6 – You have to be persistent. I am! I have been writing since 2007, without a single published book. I didn’t quit, and now I’ve done it! I self-published my first book!
5 – If you spend over 10 years at your craft, it equals a PhD. I believe this! Practice makes perfect. It helps you do your best! Each year
over the last 12 years, I’ve grown as a writer. Last year I learned even more from writing and self-publishing Neil Armstrong’s Wind Tunnel Dream.
4 – Don’t spend a fortune on a writing degree. Elizabeth said other writers should be your teachers. For 12 years SCBWI conference speakers, other writers, and children’s books have been my teachers. I listed 16 writing friends on my acknowledgement page. They helped me put my best words into Neil.
3- Other writers are great advisors. A year ago I said I’d stop writing when I was 65 if I wasn’t published. Did you know Laura Ingalls Wilder
was 65 when she published her first book? I changed my mind when another writer said what if. What if you’re still having fun? What if you go another month and you publish that first book? I listened and took her advice. Now I don’t have to worry – I’m 60, and I published that first book with 5 years to spare! YAY!

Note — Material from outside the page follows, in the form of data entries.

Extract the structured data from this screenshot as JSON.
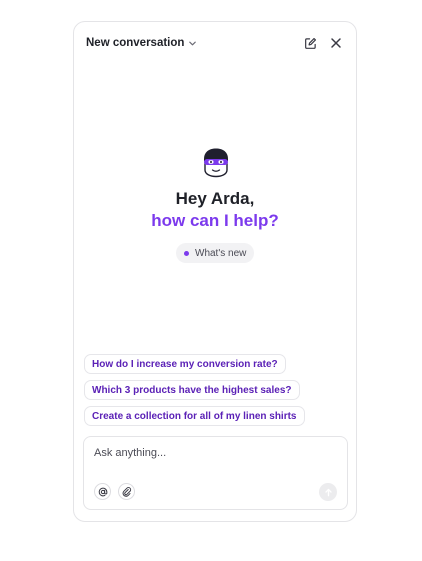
{
  "header": {
    "title": "New conversation",
    "icons": [
      "chevron-down-icon",
      "new-chat-icon",
      "close-icon"
    ]
  },
  "greeting": {
    "line1": "Hey Arda,",
    "line2": "how can I help?"
  },
  "whats_new": {
    "label": "What's new"
  },
  "suggestions": [
    "How do I increase my conversion rate?",
    "Which 3 products have the highest sales?",
    "Create a collection for all of my linen shirts"
  ],
  "composer": {
    "placeholder": "Ask anything...",
    "tools": [
      "mention-icon",
      "attach-icon"
    ],
    "send_icon": "send-icon"
  },
  "colors": {
    "accent": "#7c3aed",
    "suggestion_text": "#5b21b6",
    "border": "#e4e4e7",
    "text": "#1f2128"
  }
}
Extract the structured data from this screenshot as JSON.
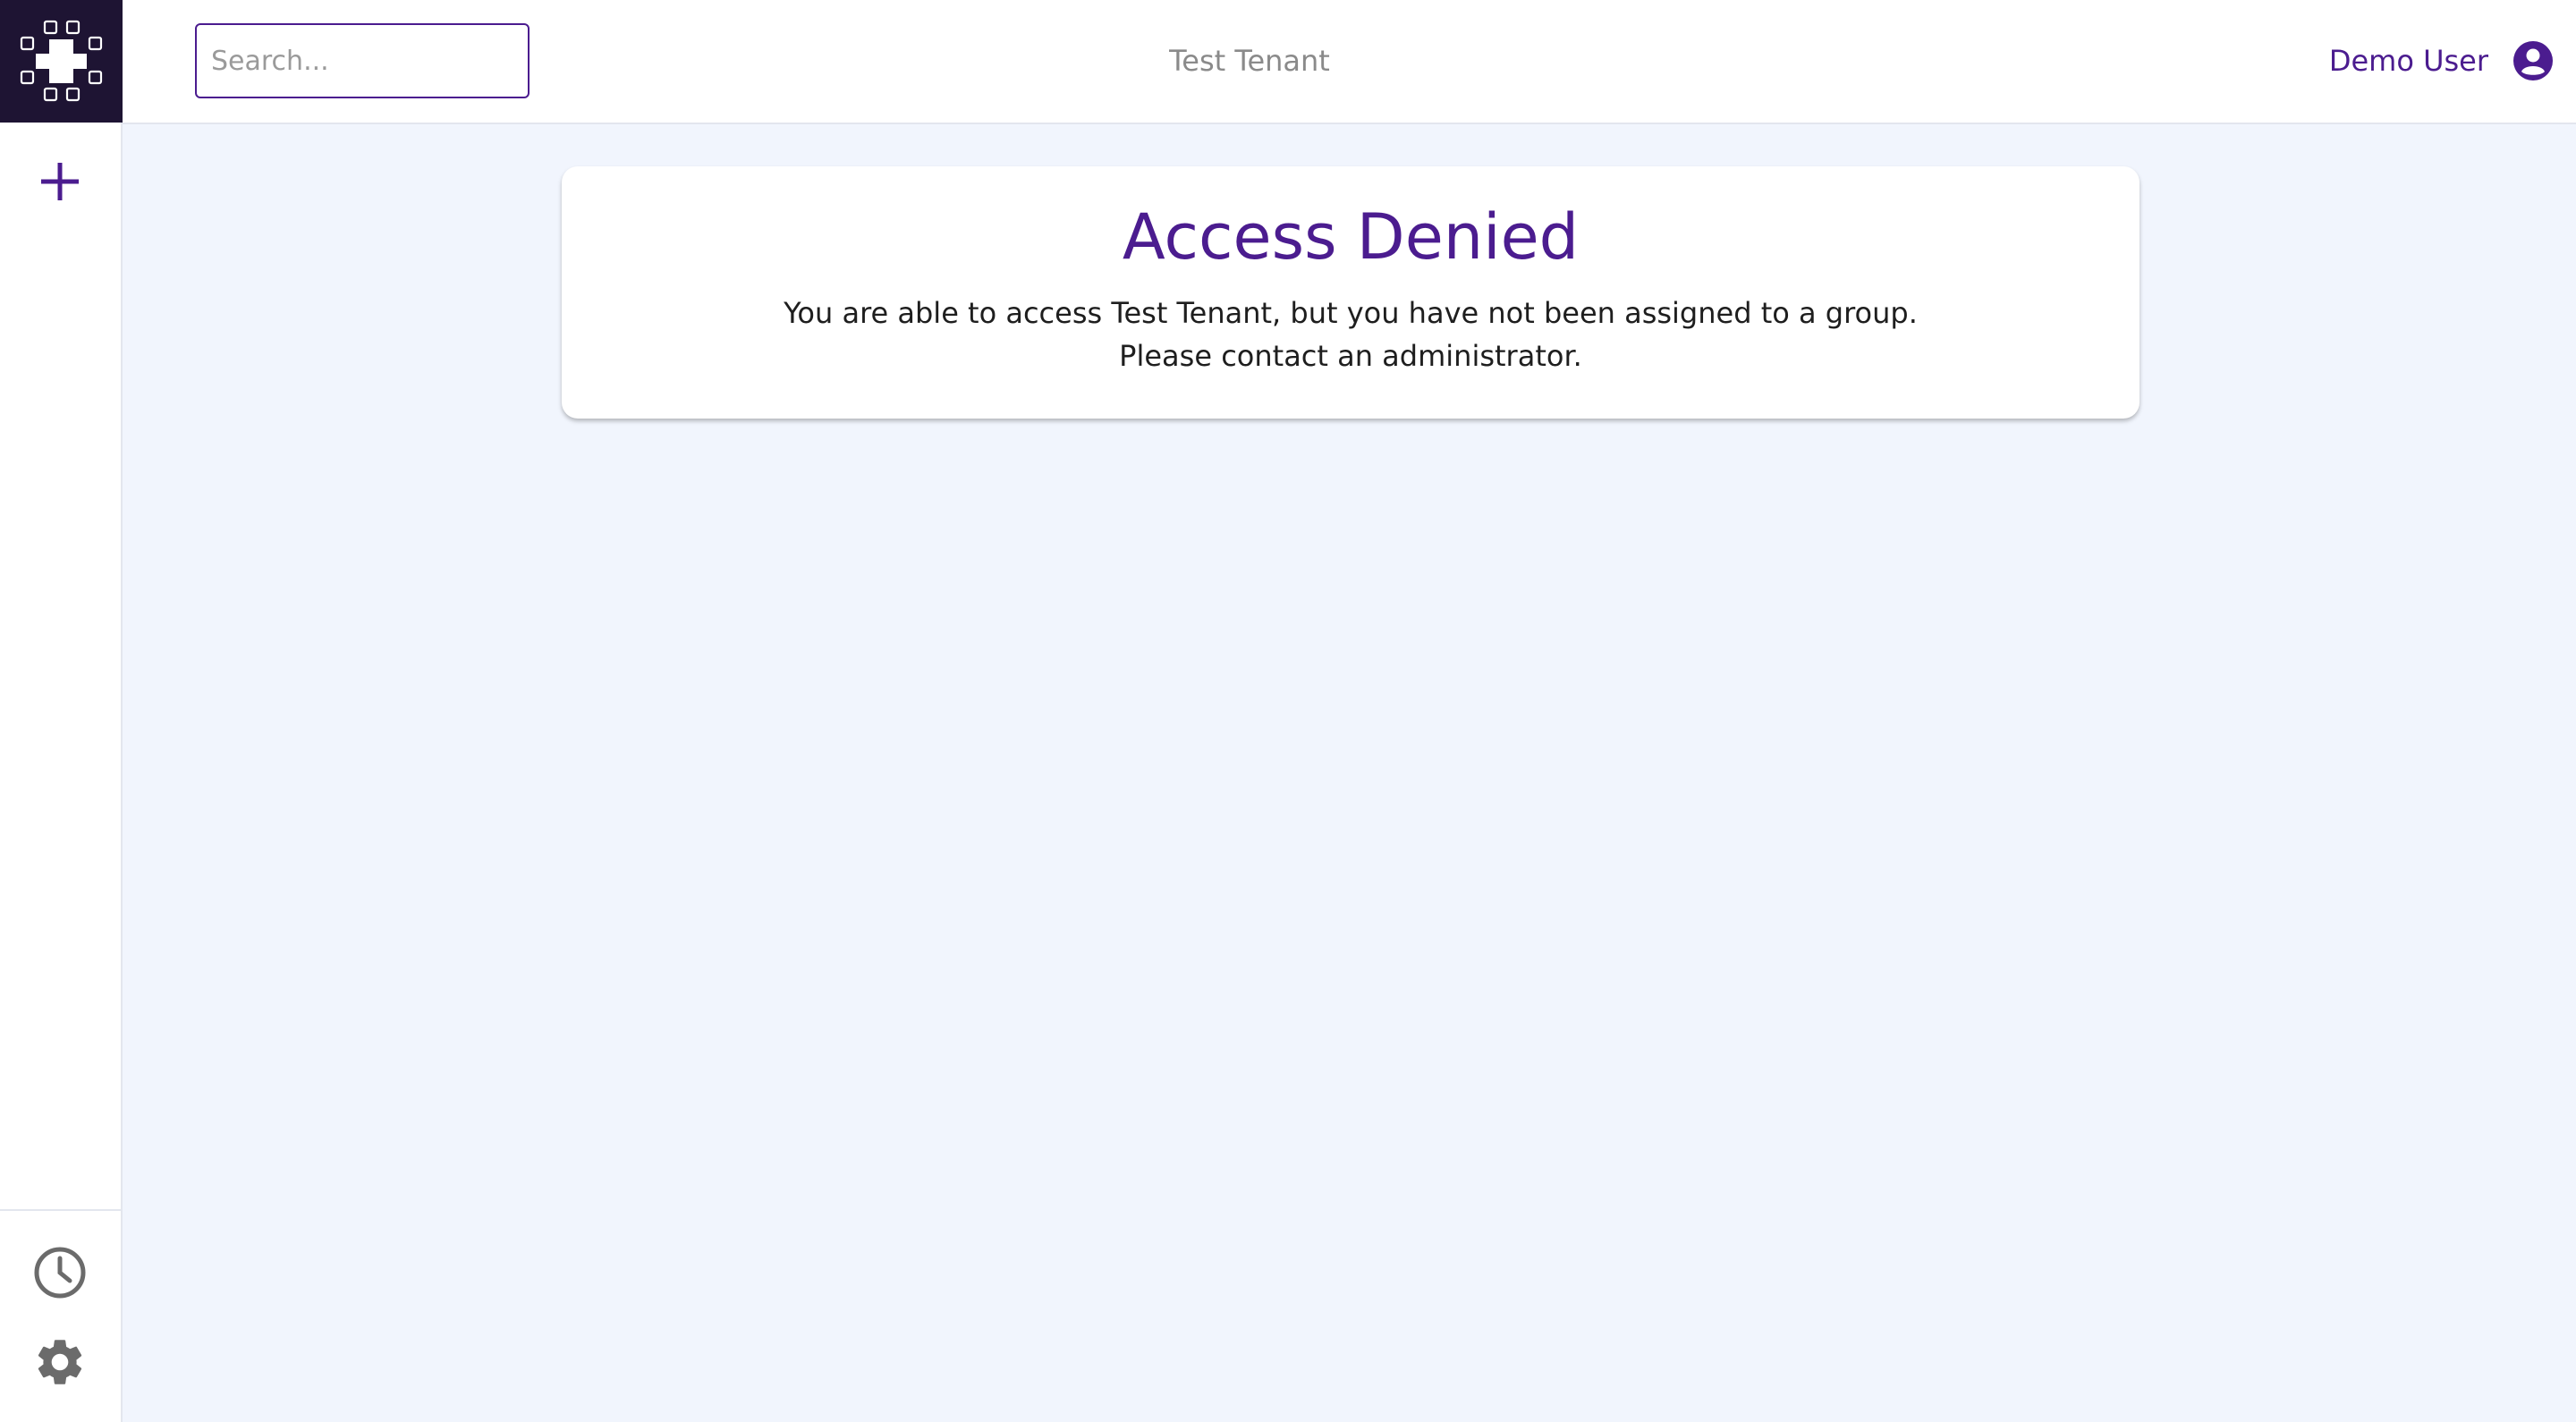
{
  "sidebar": {
    "logo_icon": "grid-cross-logo",
    "add_icon": "plus-icon",
    "history_icon": "clock-icon",
    "settings_icon": "gear-icon"
  },
  "header": {
    "search": {
      "placeholder": "Search...",
      "value": ""
    },
    "tenant_name": "Test Tenant",
    "user": {
      "name": "Demo User",
      "icon": "account-circle-icon"
    }
  },
  "main": {
    "card": {
      "title": "Access Denied",
      "message_line1": "You are able to access Test Tenant, but you have not been assigned to a group.",
      "message_line2": "Please contact an administrator."
    }
  },
  "colors": {
    "accent": "#4b1c8f",
    "logo_bg": "#1e1433",
    "page_bg": "#f1f5fd",
    "icon_gray": "#6b6b6b"
  }
}
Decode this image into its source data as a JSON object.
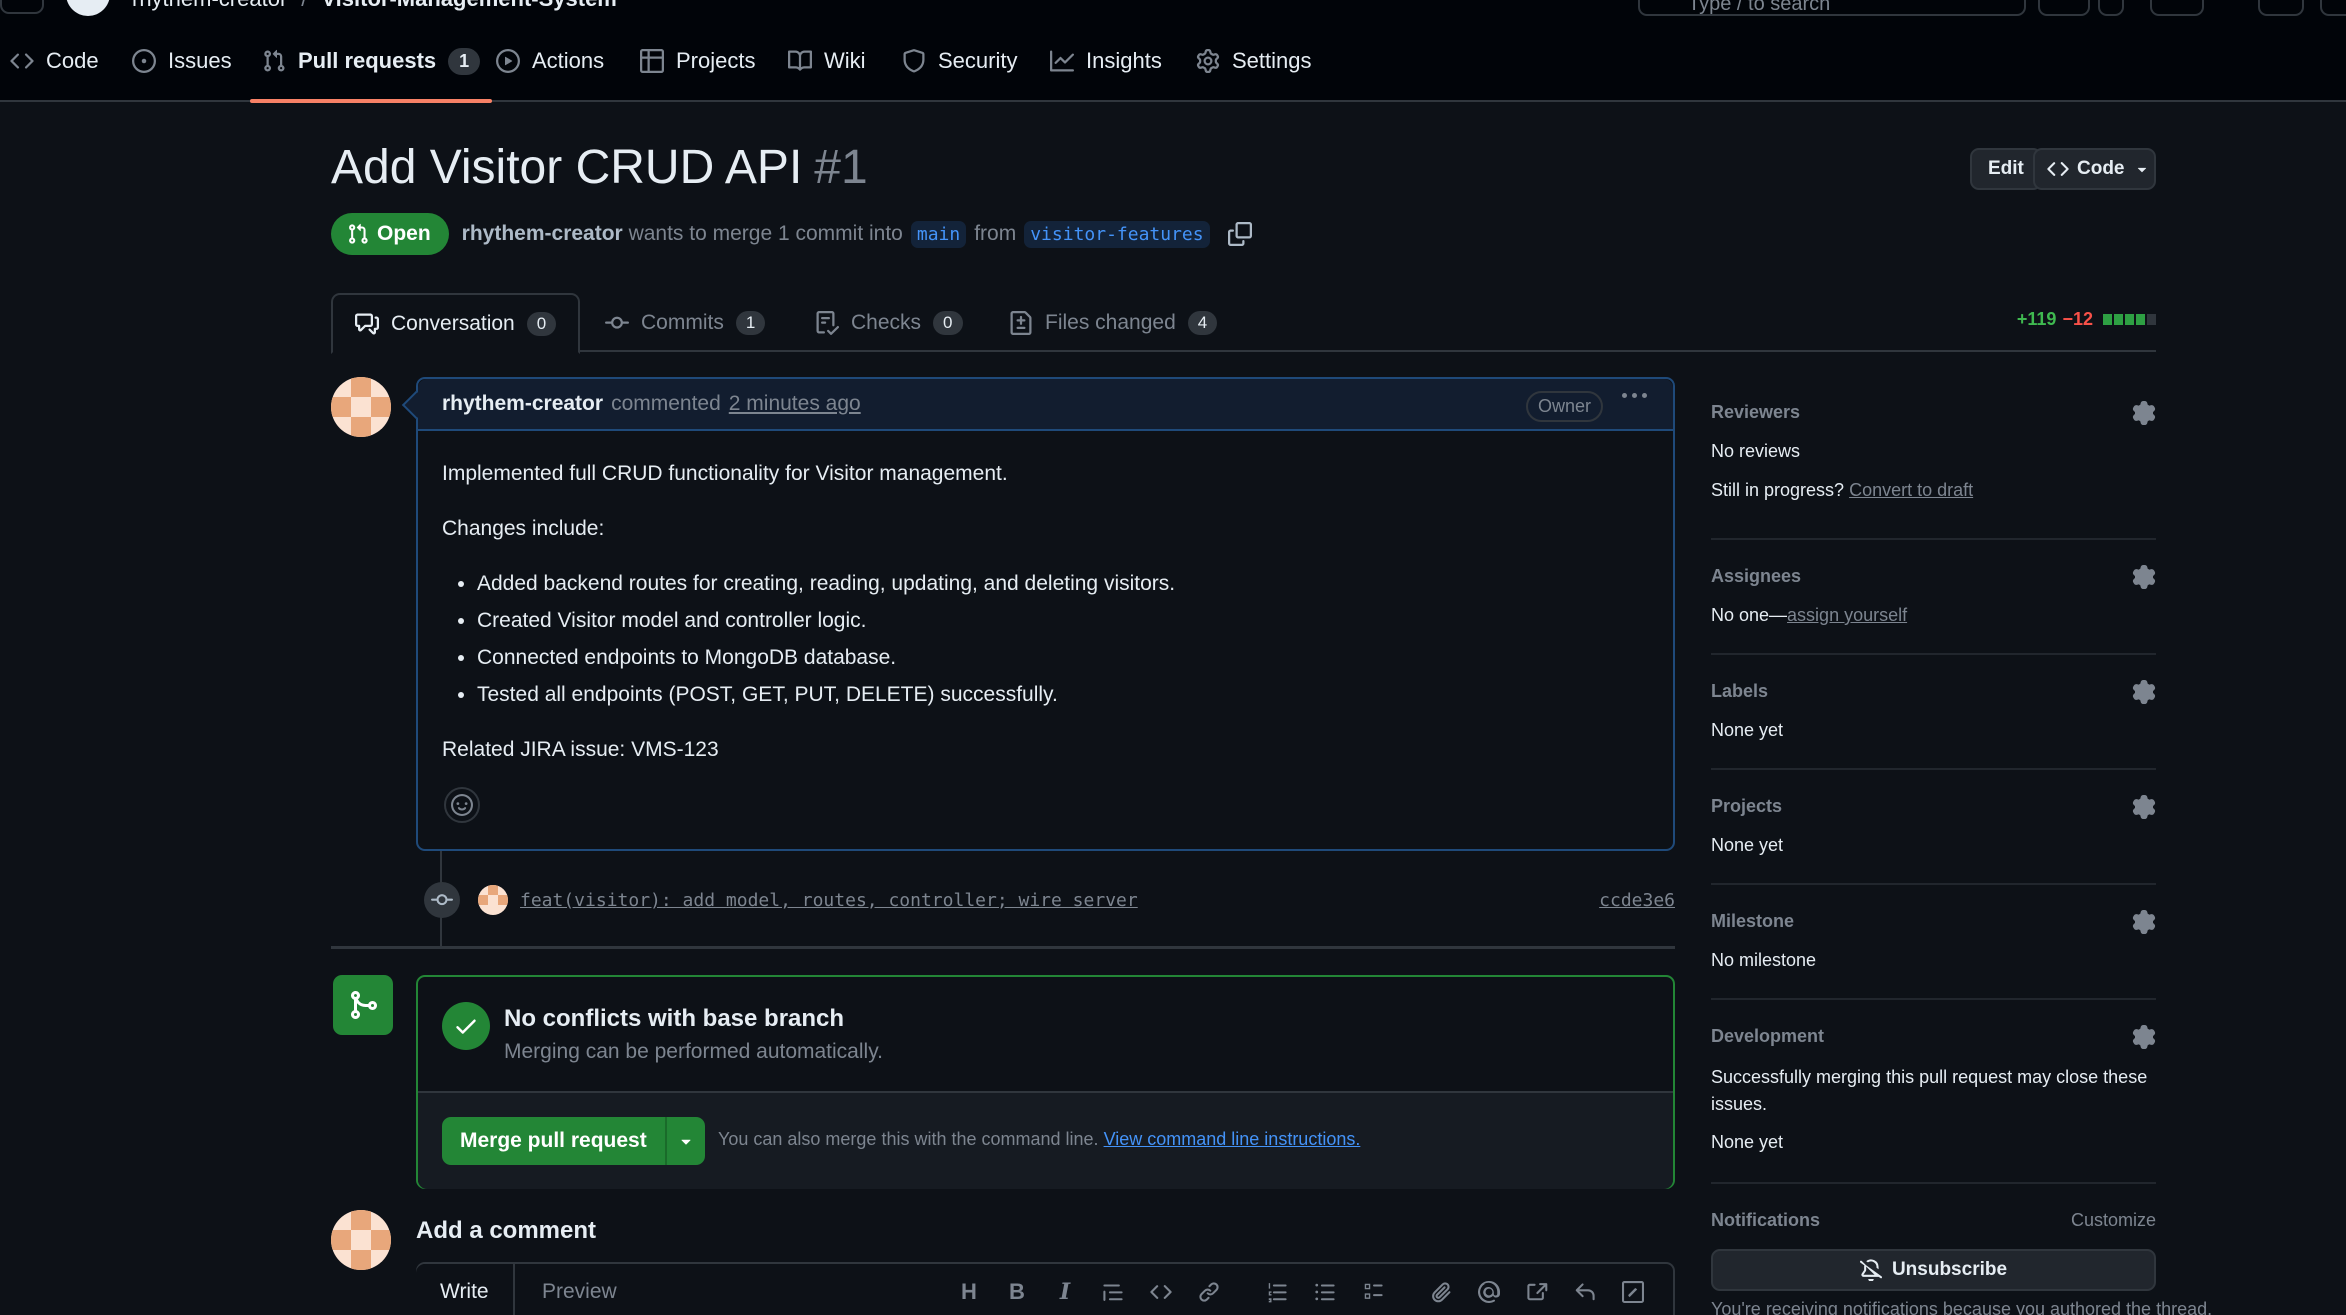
{
  "header": {
    "owner": "rhythem-creator",
    "separator": "/",
    "repo": "Visitor-Management-System",
    "search_placeholder": "Type / to search"
  },
  "repo_nav": {
    "items": [
      {
        "label": "Code",
        "icon": "code-icon"
      },
      {
        "label": "Issues",
        "icon": "issue-opened-icon"
      },
      {
        "label": "Pull requests",
        "icon": "git-pull-request-icon",
        "count": "1",
        "active": true
      },
      {
        "label": "Actions",
        "icon": "play-icon"
      },
      {
        "label": "Projects",
        "icon": "table-icon"
      },
      {
        "label": "Wiki",
        "icon": "book-icon"
      },
      {
        "label": "Security",
        "icon": "shield-icon"
      },
      {
        "label": "Insights",
        "icon": "graph-icon"
      },
      {
        "label": "Settings",
        "icon": "gear-icon"
      }
    ]
  },
  "pr": {
    "title": "Add Visitor CRUD API",
    "number": "#1",
    "edit_label": "Edit",
    "code_label": "Code",
    "state": "Open",
    "author": "rhythem-creator",
    "merge_text": "wants to merge 1 commit into",
    "base_branch": "main",
    "from_text": "from",
    "head_branch": "visitor-features"
  },
  "tabs": [
    {
      "label": "Conversation",
      "count": "0",
      "icon": "comment-discussion-icon"
    },
    {
      "label": "Commits",
      "count": "1",
      "icon": "git-commit-icon"
    },
    {
      "label": "Checks",
      "count": "0",
      "icon": "checklist-icon"
    },
    {
      "label": "Files changed",
      "count": "4",
      "icon": "file-diff-icon"
    }
  ],
  "diffstat": {
    "additions": "+119",
    "deletions": "−12",
    "bars_added": 4,
    "bars_total": 5
  },
  "comment": {
    "author": "rhythem-creator",
    "action": "commented",
    "time": "2 minutes ago",
    "badge": "Owner",
    "intro": "Implemented full CRUD functionality for Visitor management.",
    "changes_heading": "Changes include:",
    "bullets": [
      "Added backend routes for creating, reading, updating, and deleting visitors.",
      "Created Visitor model and controller logic.",
      "Connected endpoints to MongoDB database.",
      "Tested all endpoints (POST, GET, PUT, DELETE) successfully."
    ],
    "jira": "Related JIRA issue: VMS-123"
  },
  "commit": {
    "message": "feat(visitor): add model, routes, controller; wire server",
    "sha": "ccde3e6"
  },
  "merge": {
    "title": "No conflicts with base branch",
    "subtitle": "Merging can be performed automatically.",
    "button": "Merge pull request",
    "note": "You can also merge this with the command line.",
    "link": "View command line instructions."
  },
  "add_comment": {
    "title": "Add a comment",
    "write_tab": "Write",
    "preview_tab": "Preview"
  },
  "sidebar": {
    "reviewers": {
      "title": "Reviewers",
      "value": "No reviews",
      "draft_prefix": "Still in progress?",
      "draft_link": "Convert to draft"
    },
    "assignees": {
      "title": "Assignees",
      "value": "No one—",
      "link": "assign yourself"
    },
    "labels": {
      "title": "Labels",
      "value": "None yet"
    },
    "projects": {
      "title": "Projects",
      "value": "None yet"
    },
    "milestone": {
      "title": "Milestone",
      "value": "No milestone"
    },
    "development": {
      "title": "Development",
      "desc": "Successfully merging this pull request may close these issues.",
      "value": "None yet"
    },
    "notifications": {
      "title": "Notifications",
      "customize": "Customize",
      "button": "Unsubscribe",
      "footer": "You're receiving notifications because you authored the thread."
    }
  },
  "colors": {
    "accent_green": "#238636",
    "link_blue": "#4493f8",
    "active_tab": "#f78166",
    "bg": "#0d1117"
  }
}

2 - There are magic ideas and ordinary ones. I’ve written other stories that are still sitting in my computer. They were good solid ideas, but Neil was magic! I hit hurdle after hurdle, but something kept me going. In November I quit when I lost my third illustrator. The next day a book club gave me 3 names and pushed me forward again. That’s when I found Cole. This story about Neil was meant to be, and I was meant to publish it. I know, BIG MAGIC!
1 - Writing is Magic! There was something about Neil! I’ve never said goodbye to a story, to a character before. This time I did. I remember the last edit I made on Neil. I felt like crying. I realized I was losing a friend! Writing Magic is the only way I could ever become friends with Neil Armstrong. He died in 2012. I got to know him as a person, as a character, and I’m grateful. I hope you read our story and find your own reading magic!
When I write, I can only have one voice in my head, mine. A little noise is fine. But too much, or worse yet, WORDS, and I must change rooms or pull out headphones. Then I can write on!